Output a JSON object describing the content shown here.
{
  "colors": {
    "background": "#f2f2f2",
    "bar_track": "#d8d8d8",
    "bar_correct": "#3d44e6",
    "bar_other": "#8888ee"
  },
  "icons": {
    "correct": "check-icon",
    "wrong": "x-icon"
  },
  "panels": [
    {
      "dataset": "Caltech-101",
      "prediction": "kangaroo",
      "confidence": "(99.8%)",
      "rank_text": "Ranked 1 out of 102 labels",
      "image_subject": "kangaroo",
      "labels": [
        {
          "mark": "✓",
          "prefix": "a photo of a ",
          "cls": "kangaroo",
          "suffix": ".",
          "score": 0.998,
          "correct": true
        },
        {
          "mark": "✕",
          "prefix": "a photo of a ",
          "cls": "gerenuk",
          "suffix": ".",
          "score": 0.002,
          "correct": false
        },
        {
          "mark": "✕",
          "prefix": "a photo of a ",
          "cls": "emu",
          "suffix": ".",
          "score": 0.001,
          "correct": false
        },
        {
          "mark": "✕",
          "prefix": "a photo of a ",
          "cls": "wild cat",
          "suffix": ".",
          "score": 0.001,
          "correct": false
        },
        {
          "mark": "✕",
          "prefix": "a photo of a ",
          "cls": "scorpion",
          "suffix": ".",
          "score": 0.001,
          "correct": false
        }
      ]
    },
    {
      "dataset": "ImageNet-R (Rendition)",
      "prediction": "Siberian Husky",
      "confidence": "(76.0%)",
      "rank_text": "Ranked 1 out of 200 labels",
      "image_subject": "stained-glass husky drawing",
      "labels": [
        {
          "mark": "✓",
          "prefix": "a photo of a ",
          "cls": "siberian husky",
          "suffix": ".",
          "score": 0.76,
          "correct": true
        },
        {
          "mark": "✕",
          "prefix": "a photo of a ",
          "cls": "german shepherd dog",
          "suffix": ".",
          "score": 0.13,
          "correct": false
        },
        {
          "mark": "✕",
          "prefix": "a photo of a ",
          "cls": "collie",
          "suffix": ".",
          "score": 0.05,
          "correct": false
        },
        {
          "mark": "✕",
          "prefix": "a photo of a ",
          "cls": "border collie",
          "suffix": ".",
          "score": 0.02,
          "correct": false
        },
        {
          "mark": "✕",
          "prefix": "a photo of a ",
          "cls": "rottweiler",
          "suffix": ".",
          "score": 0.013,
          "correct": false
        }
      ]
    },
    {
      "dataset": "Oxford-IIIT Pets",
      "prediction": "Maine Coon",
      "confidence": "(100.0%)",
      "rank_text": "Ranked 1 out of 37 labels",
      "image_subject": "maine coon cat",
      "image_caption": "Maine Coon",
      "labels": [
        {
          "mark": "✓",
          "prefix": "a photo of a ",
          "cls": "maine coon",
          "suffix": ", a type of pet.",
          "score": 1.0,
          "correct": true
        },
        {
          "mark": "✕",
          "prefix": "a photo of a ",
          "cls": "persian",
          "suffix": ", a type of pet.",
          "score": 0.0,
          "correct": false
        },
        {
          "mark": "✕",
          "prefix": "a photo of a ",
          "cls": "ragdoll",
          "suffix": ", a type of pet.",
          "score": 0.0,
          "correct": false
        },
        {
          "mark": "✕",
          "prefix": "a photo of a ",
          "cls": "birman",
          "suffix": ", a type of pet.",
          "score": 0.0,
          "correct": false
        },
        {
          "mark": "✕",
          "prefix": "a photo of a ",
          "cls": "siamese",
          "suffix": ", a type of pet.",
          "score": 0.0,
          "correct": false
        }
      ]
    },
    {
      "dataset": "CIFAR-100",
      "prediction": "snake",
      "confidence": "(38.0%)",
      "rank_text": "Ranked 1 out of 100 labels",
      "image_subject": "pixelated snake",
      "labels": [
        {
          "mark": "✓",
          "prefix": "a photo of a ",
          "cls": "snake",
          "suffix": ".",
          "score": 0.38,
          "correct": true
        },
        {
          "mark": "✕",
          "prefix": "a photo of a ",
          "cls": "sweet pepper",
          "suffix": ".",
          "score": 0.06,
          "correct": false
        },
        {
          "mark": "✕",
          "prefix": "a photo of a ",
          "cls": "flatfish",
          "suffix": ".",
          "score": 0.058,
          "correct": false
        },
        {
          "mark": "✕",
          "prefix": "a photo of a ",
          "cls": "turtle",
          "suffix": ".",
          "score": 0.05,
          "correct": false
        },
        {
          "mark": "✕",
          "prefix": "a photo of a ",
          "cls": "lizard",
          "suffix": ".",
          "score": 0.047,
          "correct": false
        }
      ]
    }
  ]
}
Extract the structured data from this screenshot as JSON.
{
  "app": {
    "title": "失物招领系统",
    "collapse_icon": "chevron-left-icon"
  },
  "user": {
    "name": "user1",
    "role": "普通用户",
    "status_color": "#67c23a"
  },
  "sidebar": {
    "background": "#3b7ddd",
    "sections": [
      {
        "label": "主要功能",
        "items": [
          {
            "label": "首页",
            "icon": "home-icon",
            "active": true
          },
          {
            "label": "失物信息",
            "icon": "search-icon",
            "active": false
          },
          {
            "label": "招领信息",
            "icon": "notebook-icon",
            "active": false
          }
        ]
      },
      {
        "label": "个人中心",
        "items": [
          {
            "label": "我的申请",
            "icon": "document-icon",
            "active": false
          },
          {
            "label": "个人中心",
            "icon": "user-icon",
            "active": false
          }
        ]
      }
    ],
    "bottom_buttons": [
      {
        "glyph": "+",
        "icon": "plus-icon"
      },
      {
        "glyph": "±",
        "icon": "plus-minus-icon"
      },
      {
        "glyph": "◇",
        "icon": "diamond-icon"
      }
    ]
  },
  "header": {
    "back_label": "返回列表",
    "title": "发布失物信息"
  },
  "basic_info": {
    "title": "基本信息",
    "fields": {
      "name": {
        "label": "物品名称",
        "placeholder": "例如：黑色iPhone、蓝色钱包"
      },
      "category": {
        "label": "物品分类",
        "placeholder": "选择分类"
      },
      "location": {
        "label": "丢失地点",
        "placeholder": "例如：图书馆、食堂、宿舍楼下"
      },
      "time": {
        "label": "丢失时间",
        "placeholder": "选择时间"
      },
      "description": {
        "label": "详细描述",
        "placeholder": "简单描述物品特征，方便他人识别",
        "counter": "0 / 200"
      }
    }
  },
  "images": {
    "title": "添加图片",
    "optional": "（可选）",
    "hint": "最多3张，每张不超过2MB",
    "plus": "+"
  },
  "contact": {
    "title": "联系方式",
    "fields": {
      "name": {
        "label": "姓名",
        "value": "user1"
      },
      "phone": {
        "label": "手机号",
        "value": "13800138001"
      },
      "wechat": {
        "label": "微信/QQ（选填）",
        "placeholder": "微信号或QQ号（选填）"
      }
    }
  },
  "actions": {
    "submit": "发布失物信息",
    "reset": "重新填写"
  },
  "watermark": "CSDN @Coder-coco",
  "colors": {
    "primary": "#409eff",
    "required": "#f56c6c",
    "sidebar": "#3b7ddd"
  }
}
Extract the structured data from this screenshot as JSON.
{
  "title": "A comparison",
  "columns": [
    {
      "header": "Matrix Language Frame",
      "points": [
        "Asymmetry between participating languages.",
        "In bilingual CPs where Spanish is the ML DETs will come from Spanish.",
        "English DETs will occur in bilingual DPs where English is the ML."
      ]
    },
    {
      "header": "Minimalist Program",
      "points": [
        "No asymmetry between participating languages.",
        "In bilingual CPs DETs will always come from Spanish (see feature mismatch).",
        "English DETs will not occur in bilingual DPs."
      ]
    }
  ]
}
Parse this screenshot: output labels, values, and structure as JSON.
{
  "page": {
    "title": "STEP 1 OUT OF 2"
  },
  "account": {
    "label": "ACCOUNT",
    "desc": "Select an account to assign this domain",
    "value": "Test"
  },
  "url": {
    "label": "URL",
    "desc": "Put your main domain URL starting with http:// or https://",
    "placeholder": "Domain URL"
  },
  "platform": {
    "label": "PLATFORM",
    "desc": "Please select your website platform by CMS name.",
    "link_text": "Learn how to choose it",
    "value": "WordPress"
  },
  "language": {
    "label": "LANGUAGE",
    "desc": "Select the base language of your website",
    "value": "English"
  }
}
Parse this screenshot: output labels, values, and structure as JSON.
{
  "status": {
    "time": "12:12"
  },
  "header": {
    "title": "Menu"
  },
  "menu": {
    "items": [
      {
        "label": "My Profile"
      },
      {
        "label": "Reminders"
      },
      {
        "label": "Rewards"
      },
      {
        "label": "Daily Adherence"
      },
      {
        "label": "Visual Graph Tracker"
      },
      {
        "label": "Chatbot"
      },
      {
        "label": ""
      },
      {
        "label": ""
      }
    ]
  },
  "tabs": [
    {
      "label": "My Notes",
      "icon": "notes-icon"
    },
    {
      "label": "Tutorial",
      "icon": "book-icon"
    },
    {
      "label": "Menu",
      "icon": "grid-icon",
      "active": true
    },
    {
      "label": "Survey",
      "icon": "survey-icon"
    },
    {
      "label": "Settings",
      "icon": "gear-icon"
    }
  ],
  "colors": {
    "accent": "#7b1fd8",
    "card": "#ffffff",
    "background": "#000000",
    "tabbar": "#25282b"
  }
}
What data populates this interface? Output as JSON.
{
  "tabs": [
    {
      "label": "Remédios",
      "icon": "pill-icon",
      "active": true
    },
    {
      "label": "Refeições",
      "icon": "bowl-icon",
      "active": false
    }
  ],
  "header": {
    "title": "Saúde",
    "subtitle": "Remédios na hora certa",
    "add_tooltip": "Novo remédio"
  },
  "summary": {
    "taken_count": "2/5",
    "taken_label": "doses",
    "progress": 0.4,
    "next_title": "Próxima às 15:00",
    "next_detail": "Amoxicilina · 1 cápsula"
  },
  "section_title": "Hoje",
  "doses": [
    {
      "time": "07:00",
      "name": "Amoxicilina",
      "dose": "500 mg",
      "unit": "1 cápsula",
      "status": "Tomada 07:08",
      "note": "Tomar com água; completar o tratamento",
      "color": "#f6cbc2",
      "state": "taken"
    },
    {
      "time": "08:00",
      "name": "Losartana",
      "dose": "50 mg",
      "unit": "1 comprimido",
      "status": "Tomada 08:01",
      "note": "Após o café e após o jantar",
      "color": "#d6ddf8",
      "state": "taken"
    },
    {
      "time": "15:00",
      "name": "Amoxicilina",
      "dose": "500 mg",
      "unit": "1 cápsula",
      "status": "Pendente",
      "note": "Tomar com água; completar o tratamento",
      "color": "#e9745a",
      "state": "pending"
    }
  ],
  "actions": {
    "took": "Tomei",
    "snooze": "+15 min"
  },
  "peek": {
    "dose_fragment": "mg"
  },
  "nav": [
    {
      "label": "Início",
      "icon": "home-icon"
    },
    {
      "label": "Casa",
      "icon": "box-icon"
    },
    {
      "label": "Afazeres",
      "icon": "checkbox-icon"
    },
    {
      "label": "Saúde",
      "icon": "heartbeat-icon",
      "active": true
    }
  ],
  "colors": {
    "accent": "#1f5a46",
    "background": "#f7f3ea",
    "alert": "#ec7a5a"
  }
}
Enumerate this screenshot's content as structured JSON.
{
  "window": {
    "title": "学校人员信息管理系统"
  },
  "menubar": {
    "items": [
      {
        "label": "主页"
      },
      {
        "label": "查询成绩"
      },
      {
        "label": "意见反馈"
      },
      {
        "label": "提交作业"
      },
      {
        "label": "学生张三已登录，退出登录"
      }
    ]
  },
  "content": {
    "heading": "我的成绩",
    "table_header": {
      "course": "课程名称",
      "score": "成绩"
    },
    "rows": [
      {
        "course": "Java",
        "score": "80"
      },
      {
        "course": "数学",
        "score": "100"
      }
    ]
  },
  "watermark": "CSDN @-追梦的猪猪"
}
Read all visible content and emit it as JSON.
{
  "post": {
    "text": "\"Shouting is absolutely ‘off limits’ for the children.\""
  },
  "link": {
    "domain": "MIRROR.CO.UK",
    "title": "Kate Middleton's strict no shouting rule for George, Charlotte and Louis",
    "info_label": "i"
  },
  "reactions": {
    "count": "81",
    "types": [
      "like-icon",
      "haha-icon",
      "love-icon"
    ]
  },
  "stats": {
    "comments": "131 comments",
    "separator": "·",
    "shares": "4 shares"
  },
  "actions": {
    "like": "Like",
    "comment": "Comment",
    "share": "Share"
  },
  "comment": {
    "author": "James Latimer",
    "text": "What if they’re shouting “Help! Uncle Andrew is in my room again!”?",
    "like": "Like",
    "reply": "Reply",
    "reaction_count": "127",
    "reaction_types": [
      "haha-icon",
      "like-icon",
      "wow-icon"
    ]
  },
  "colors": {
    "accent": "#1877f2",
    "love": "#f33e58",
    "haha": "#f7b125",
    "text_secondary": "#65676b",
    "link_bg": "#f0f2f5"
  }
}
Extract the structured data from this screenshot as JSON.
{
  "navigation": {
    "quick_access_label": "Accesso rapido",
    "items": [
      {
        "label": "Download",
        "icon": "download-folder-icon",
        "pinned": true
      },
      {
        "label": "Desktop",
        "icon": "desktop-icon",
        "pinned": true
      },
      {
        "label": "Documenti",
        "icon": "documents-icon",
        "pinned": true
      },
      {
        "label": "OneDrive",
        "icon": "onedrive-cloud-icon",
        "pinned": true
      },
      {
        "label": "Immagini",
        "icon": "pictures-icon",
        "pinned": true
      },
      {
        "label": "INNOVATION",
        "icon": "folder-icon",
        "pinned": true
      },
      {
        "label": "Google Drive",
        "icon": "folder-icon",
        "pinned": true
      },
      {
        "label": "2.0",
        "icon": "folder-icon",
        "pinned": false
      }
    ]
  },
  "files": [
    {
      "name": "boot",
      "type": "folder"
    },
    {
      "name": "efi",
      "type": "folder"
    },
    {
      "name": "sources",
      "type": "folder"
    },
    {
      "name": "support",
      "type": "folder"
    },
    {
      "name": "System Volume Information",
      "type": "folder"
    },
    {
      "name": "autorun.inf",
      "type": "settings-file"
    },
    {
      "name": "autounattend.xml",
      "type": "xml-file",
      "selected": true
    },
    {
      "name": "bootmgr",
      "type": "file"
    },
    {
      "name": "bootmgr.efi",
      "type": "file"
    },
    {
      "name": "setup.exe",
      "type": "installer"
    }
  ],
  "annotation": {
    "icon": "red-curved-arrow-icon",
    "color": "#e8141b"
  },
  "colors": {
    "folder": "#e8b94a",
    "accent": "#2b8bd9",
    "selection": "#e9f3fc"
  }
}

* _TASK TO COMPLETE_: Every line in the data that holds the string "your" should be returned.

* _TASK OUTPUT_:
    "desc": "Put your main domain URL starting with http:// or https://",
    "desc": "Please select your website platform by CMS name.",
    "desc": "Select the base language of your website",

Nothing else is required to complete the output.